»»

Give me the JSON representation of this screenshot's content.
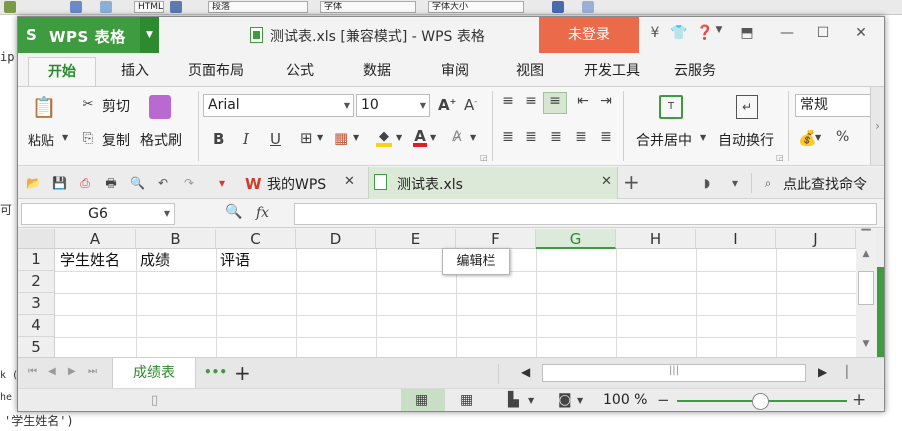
{
  "background_editor": {
    "toolbar_items": [
      "HTML",
      "段落",
      "字体",
      "字体大小"
    ],
    "left_text": [
      "ip",
      "可",
      "k (",
      "he"
    ],
    "bottom_text": "'学生姓名')"
  },
  "app": {
    "logo": "S",
    "name": "WPS 表格",
    "doc_title": "测试表.xls [兼容模式] - WPS 表格",
    "login": "未登录"
  },
  "menu": {
    "tabs": [
      "开始",
      "插入",
      "页面布局",
      "公式",
      "数据",
      "审阅",
      "视图",
      "开发工具",
      "云服务"
    ]
  },
  "ribbon": {
    "paste": "粘贴",
    "cut": "剪切",
    "copy": "复制",
    "format_painter": "格式刷",
    "font_name": "Arial",
    "font_size": "10",
    "bold": "B",
    "italic": "I",
    "underline": "U",
    "merge_center": "合并居中",
    "wrap_text": "自动换行",
    "number_format": "常规",
    "percent": "%"
  },
  "doc_tabs": {
    "mywps": "我的WPS",
    "file": "测试表.xls",
    "find_command": "点此查找命令"
  },
  "formula_bar": {
    "cell_ref": "G6",
    "fx": "fx",
    "value": ""
  },
  "grid": {
    "columns": [
      "A",
      "B",
      "C",
      "D",
      "E",
      "F",
      "G",
      "H",
      "I",
      "J"
    ],
    "selected_column": "G",
    "rows": [
      "1",
      "2",
      "3",
      "4",
      "5"
    ],
    "cells": {
      "A1": "学生姓名",
      "B1": "成绩",
      "C1": "评语"
    }
  },
  "tooltip": "编辑栏",
  "sheets": {
    "active": "成绩表",
    "more": "•••",
    "add": "+"
  },
  "status": {
    "zoom": "100 %",
    "minus": "−",
    "plus": "+"
  }
}
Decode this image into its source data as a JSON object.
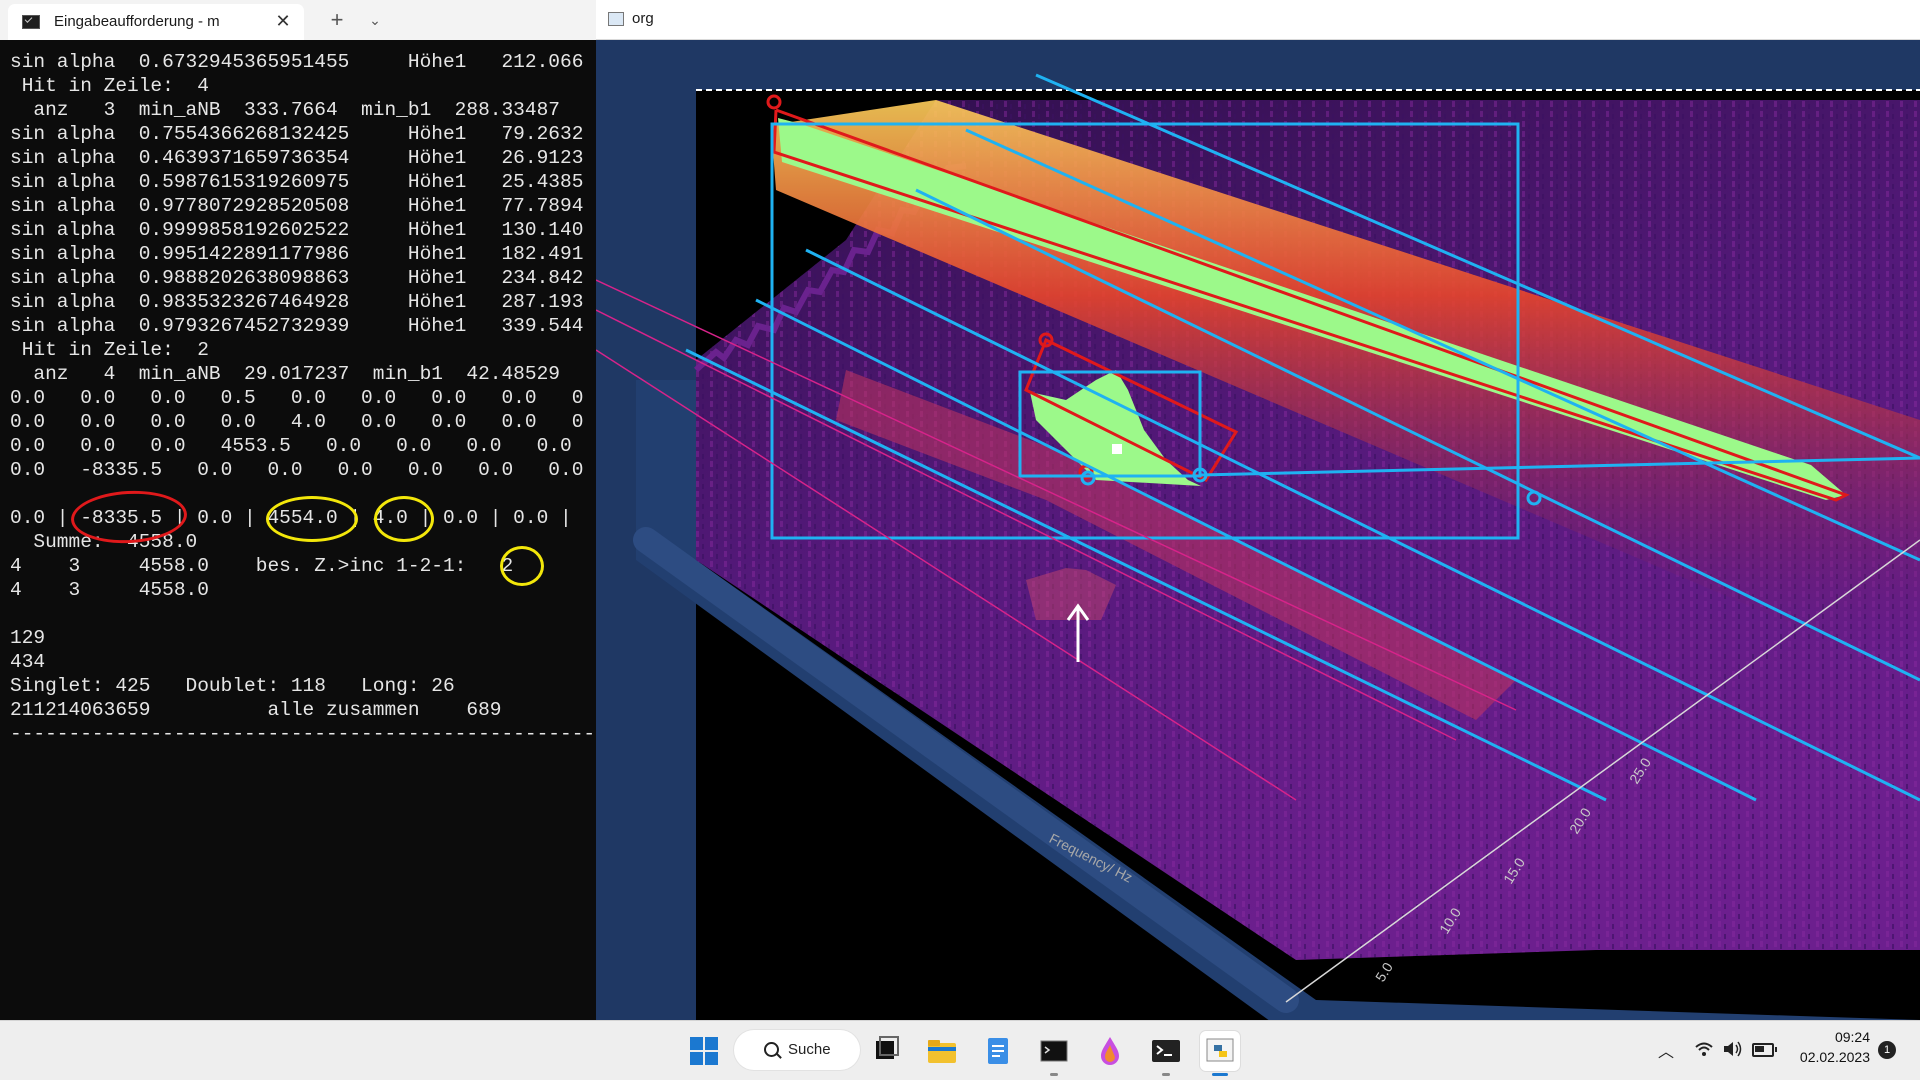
{
  "terminal": {
    "tab_title": "Eingabeaufforderung - m",
    "close_glyph": "✕",
    "new_tab_glyph": "+",
    "dropdown_glyph": "⌄",
    "lines": [
      "sin alpha  0.6732945365951455     Höhe1   212.066",
      " Hit in Zeile:  4",
      "  anz   3  min_aNB  333.7664  min_b1  288.33487",
      "sin alpha  0.7554366268132425     Höhe1   79.2632",
      "sin alpha  0.4639371659736354     Höhe1   26.9123",
      "sin alpha  0.5987615319260975     Höhe1   25.4385",
      "sin alpha  0.9778072928520508     Höhe1   77.7894",
      "sin alpha  0.9999858192602522     Höhe1   130.140",
      "sin alpha  0.9951422891177986     Höhe1   182.491",
      "sin alpha  0.9888202638098863     Höhe1   234.842",
      "sin alpha  0.9835323267464928     Höhe1   287.193",
      "sin alpha  0.9793267452732939     Höhe1   339.544",
      " Hit in Zeile:  2",
      "  anz   4  min_aNB  29.017237  min_b1  42.48529",
      "0.0   0.0   0.0   0.5   0.0   0.0   0.0   0.0   0",
      "0.0   0.0   0.0   0.0   4.0   0.0   0.0   0.0   0",
      "0.0   0.0   0.0   4553.5   0.0   0.0   0.0   0.0",
      "0.0   -8335.5   0.0   0.0   0.0   0.0   0.0   0.0",
      "",
      "0.0 | -8335.5 | 0.0 | 4554.0 | 4.0 | 0.0 | 0.0 |",
      "  Summe:  4558.0",
      "4    3     4558.0    bes. Z.>inc 1-2-1:   2",
      "4    3     4558.0",
      "",
      "129",
      "434",
      "Singlet: 425   Doublet: 118   Long: 26",
      "211214063659          alle zusammen    689",
      "------------------------------------------------------"
    ]
  },
  "viewer": {
    "title": "org",
    "axis_label": "Frequency/ Hz",
    "depth_ticks": [
      "5.0",
      "10.0",
      "15.0",
      "20.0",
      "25.0"
    ]
  },
  "colors": {
    "accent_cyan": "#1fb2f2",
    "annotation_red": "#e0191b",
    "highlight_yellow": "#f3e70a",
    "ridge_green": "#9cf98a"
  },
  "taskbar": {
    "search_label": "Suche",
    "chevron_glyph": "︿",
    "time": "09:24",
    "date": "02.02.2023",
    "notifications": "1"
  }
}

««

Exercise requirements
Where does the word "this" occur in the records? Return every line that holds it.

The completed task
Give me the JSON representation of this screenshot's content.
Decode this image into its source data as a JSON object.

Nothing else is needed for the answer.